_WHAT YOU WILL DO:_
Using the listing that follows, filter out every line lacking the string "postcss" and return the rest.

_ENTRIES SHOWN:_

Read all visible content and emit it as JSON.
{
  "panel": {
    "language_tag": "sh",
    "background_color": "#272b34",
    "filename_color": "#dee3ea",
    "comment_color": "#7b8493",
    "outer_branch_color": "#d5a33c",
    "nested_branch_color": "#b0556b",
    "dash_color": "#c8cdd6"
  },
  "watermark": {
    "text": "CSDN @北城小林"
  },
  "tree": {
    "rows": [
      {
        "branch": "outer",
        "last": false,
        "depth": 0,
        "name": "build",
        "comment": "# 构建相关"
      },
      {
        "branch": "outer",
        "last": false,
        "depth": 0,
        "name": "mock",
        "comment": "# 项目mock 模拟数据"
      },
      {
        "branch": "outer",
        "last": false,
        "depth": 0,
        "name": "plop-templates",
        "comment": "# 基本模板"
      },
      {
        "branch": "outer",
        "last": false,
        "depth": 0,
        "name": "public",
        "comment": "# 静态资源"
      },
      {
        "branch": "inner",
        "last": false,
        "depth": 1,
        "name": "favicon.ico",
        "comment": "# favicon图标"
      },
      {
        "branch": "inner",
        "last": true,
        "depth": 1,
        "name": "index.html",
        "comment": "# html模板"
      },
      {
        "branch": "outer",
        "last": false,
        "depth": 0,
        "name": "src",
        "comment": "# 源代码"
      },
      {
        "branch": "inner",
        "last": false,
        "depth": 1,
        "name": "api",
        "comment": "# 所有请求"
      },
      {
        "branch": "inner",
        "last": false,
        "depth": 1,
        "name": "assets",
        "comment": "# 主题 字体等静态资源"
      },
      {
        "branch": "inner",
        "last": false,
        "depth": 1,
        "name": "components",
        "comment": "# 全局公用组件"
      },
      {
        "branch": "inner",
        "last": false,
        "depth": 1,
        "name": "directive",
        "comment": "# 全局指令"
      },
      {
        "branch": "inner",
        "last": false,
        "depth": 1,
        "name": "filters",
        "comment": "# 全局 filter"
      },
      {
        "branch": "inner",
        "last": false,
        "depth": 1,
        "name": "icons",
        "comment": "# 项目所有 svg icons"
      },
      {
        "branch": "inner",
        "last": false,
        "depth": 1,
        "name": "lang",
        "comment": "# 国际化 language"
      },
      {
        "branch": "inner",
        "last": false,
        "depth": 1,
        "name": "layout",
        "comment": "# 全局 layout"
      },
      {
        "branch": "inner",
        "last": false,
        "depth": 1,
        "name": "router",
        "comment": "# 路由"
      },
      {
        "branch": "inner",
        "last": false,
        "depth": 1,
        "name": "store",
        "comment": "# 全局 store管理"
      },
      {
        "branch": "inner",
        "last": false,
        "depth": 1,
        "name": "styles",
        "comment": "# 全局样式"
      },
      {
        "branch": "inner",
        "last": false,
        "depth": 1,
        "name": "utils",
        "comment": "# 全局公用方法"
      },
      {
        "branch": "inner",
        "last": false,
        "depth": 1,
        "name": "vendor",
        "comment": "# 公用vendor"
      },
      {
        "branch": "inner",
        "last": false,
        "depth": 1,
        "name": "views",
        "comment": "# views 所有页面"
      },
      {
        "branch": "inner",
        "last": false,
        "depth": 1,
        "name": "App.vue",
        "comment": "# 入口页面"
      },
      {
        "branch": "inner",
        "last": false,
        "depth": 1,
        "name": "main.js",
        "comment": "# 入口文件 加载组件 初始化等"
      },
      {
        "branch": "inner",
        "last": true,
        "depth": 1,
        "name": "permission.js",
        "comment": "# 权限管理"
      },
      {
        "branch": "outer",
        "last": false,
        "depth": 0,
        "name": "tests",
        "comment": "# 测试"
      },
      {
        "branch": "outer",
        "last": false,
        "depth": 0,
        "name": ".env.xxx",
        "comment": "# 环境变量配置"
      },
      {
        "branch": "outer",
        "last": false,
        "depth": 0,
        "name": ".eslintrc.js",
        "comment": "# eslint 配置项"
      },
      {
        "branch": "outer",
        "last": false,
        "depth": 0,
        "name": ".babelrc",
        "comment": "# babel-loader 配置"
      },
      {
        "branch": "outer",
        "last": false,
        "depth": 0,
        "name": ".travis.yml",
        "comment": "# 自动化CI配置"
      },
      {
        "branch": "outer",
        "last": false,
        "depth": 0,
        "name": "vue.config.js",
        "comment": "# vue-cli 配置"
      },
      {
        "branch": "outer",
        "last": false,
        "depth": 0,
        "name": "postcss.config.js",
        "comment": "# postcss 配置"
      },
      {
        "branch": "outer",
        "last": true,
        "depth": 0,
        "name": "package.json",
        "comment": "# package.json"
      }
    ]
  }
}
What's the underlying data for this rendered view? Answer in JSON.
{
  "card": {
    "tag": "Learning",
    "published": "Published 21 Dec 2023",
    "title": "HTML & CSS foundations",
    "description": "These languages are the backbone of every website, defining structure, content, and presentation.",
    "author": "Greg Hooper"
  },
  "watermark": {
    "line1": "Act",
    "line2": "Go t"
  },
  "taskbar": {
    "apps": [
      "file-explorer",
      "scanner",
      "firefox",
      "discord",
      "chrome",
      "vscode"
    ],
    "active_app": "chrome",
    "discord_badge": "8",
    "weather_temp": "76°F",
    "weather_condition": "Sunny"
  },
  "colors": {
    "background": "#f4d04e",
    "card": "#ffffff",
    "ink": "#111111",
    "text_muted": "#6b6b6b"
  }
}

_ANSWER AREA:_
        "name": "postcss.config.js",
        "comment": "# postcss 配置"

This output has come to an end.